All of the data needs to come back exactly as written.
—————
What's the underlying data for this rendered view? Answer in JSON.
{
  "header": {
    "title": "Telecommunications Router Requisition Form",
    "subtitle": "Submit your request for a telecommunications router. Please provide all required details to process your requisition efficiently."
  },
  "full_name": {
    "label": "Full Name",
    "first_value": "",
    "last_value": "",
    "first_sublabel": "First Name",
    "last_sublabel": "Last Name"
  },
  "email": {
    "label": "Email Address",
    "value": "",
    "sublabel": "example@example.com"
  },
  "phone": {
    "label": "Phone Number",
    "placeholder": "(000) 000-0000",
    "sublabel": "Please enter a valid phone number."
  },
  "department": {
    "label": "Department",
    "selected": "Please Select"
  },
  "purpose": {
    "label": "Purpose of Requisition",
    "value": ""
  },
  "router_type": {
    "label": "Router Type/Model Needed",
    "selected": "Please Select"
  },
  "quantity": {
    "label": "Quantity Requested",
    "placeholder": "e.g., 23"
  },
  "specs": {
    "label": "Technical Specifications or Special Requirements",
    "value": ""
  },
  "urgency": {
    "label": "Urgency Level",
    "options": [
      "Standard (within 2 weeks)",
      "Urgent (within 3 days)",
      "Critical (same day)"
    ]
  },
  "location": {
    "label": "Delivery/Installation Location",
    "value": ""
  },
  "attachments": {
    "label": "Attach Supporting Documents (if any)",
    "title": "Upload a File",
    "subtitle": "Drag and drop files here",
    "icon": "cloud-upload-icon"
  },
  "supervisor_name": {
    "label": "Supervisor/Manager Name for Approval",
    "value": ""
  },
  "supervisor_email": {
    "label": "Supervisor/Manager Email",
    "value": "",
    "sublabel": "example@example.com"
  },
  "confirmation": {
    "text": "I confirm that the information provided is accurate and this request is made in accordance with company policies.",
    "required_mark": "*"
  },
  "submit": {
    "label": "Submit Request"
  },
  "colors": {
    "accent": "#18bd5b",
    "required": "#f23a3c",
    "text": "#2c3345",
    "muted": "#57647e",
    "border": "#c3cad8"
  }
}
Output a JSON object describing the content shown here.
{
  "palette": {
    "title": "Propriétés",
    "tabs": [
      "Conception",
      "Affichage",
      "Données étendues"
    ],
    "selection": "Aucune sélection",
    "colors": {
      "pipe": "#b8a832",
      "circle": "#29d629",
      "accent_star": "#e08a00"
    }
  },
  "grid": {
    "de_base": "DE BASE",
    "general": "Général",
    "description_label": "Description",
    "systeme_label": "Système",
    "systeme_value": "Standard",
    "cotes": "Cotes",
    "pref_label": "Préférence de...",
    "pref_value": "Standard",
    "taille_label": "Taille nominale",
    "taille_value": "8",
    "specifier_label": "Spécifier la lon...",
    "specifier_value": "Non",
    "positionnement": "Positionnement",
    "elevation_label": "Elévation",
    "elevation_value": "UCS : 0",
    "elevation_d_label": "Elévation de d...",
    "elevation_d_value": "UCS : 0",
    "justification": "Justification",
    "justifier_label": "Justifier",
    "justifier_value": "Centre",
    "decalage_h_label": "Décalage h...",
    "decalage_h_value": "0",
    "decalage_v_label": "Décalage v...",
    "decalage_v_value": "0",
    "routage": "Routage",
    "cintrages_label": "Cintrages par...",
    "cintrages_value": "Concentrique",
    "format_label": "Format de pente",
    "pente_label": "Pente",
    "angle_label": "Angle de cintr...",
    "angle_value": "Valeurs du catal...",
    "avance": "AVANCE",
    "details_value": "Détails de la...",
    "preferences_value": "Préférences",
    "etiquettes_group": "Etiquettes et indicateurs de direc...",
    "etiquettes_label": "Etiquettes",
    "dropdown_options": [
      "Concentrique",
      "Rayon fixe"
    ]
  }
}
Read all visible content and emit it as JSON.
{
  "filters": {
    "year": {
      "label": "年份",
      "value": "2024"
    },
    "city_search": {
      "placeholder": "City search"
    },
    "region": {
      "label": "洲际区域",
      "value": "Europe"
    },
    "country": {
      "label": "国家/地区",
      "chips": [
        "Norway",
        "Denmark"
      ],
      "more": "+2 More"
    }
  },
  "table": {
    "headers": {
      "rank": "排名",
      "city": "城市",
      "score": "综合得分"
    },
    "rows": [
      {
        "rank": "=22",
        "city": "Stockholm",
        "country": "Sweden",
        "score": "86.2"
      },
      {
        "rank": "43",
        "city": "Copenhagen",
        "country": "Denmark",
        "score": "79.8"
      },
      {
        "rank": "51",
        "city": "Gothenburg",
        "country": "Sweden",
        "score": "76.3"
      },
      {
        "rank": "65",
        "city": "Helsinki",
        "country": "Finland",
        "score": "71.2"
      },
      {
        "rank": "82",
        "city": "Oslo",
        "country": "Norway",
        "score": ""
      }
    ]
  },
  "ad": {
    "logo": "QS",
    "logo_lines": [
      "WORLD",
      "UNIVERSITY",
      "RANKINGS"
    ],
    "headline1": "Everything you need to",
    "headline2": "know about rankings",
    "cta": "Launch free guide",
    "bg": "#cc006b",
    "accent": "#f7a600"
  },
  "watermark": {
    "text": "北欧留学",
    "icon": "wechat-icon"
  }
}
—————
# Final answer
What's the underlying data for this rendered view? Answer in JSON.
{
  "header": {
    "title": "Telecommunications Router Requisition Form",
    "subtitle": "Submit your request for a telecommunications router. Please provide all required details to process your requisition efficiently."
  },
  "full_name": {
    "label": "Full Name",
    "first_value": "",
    "last_value": "",
    "first_sublabel": "First Name",
    "last_sublabel": "Last Name"
  },
  "email": {
    "label": "Email Address",
    "value": "",
    "sublabel": "example@example.com"
  },
  "phone": {
    "label": "Phone Number",
    "placeholder": "(000) 000-0000",
    "sublabel": "Please enter a valid phone number."
  },
  "department": {
    "label": "Department",
    "selected": "Please Select"
  },
  "purpose": {
    "label": "Purpose of Requisition",
    "value": ""
  },
  "router_type": {
    "label": "Router Type/Model Needed",
    "selected": "Please Select"
  },
  "quantity": {
    "label": "Quantity Requested",
    "placeholder": "e.g., 23"
  },
  "specs": {
    "label": "Technical Specifications or Special Requirements",
    "value": ""
  },
  "urgency": {
    "label": "Urgency Level",
    "options": [
      "Standard (within 2 weeks)",
      "Urgent (within 3 days)",
      "Critical (same day)"
    ]
  },
  "location": {
    "label": "Delivery/Installation Location",
    "value": ""
  },
  "attachments": {
    "label": "Attach Supporting Documents (if any)",
    "title": "Upload a File",
    "subtitle": "Drag and drop files here",
    "icon": "cloud-upload-icon"
  },
  "supervisor_name": {
    "label": "Supervisor/Manager Name for Approval",
    "value": ""
  },
  "supervisor_email": {
    "label": "Supervisor/Manager Email",
    "value": "",
    "sublabel": "example@example.com"
  },
  "confirmation": {
    "text": "I confirm that the information provided is accurate and this request is made in accordance with company policies.",
    "required_mark": "*"
  },
  "submit": {
    "label": "Submit Request"
  },
  "colors": {
    "accent": "#18bd5b",
    "required": "#f23a3c",
    "text": "#2c3345",
    "muted": "#57647e",
    "border": "#c3cad8"
  }
}
Output a JSON object describing the content shown here.
{
  "palette": {
    "title": "Propriétés",
    "tabs": [
      "Conception",
      "Affichage",
      "Données étendues"
    ],
    "selection": "Aucune sélection",
    "colors": {
      "pipe": "#b8a832",
      "circle": "#29d629",
      "accent_star": "#e08a00"
    }
  },
  "grid": {
    "de_base": "DE BASE",
    "general": "Général",
    "description_label": "Description",
    "systeme_label": "Système",
    "systeme_value": "Standard",
    "cotes": "Cotes",
    "pref_label": "Préférence de...",
    "pref_value": "Standard",
    "taille_label": "Taille nominale",
    "taille_value": "8",
    "specifier_label": "Spécifier la lon...",
    "specifier_value": "Non",
    "positionnement": "Positionnement",
    "elevation_label": "Elévation",
    "elevation_value": "UCS : 0",
    "elevation_d_label": "Elévation de d...",
    "elevation_d_value": "UCS : 0",
    "justification": "Justification",
    "justifier_label": "Justifier",
    "justifier_value": "Centre",
    "decalage_h_label": "Décalage h...",
    "decalage_h_value": "0",
    "decalage_v_label": "Décalage v...",
    "decalage_v_value": "0",
    "routage": "Routage",
    "cintrages_label": "Cintrages par...",
    "cintrages_value": "Concentrique",
    "format_label": "Format de pente",
    "pente_label": "Pente",
    "angle_label": "Angle de cintr...",
    "angle_value": "Valeurs du catal...",
    "avance": "AVANCE",
    "details_value": "Détails de la...",
    "preferences_value": "Préférences",
    "etiquettes_group": "Etiquettes et indicateurs de direc...",
    "etiquettes_label": "Etiquettes",
    "dropdown_options": [
      "Concentrique",
      "Rayon fixe"
    ]
  }
}
Read all visible content and emit it as JSON.
{
  "filters": {
    "year": {
      "label": "年份",
      "value": "2024"
    },
    "city_search": {
      "placeholder": "City search"
    },
    "region": {
      "label": "洲际区域",
      "value": "Europe"
    },
    "country": {
      "label": "国家/地区",
      "chips": [
        "Norway",
        "Denmark"
      ],
      "more": "+2 More"
    }
  },
  "table": {
    "headers": {
      "rank": "排名",
      "city": "城市",
      "score": "综合得分"
    },
    "rows": [
      {
        "rank": "=22",
        "city": "Stockholm",
        "country": "Sweden",
        "score": "86.2"
      },
      {
        "rank": "43",
        "city": "Copenhagen",
        "country": "Denmark",
        "score": "79.8"
      },
      {
        "rank": "51",
        "city": "Gothenburg",
        "country": "Sweden",
        "score": "76.3"
      },
      {
        "rank": "65",
        "city": "Helsinki",
        "country": "Finland",
        "score": "71.2"
      },
      {
        "rank": "82",
        "city": "Oslo",
        "country": "Norway",
        "score": ""
      }
    ]
  },
  "ad": {
    "logo": "QS",
    "logo_lines": [
      "WORLD",
      "UNIVERSITY",
      "RANKINGS"
    ],
    "headline1": "Everything you need to",
    "headline2": "know about rankings",
    "cta": "Launch free guide",
    "bg": "#cc006b",
    "accent": "#f7a600"
  },
  "watermark": {
    "text": "北欧留学",
    "icon": "wechat-icon"
  }
}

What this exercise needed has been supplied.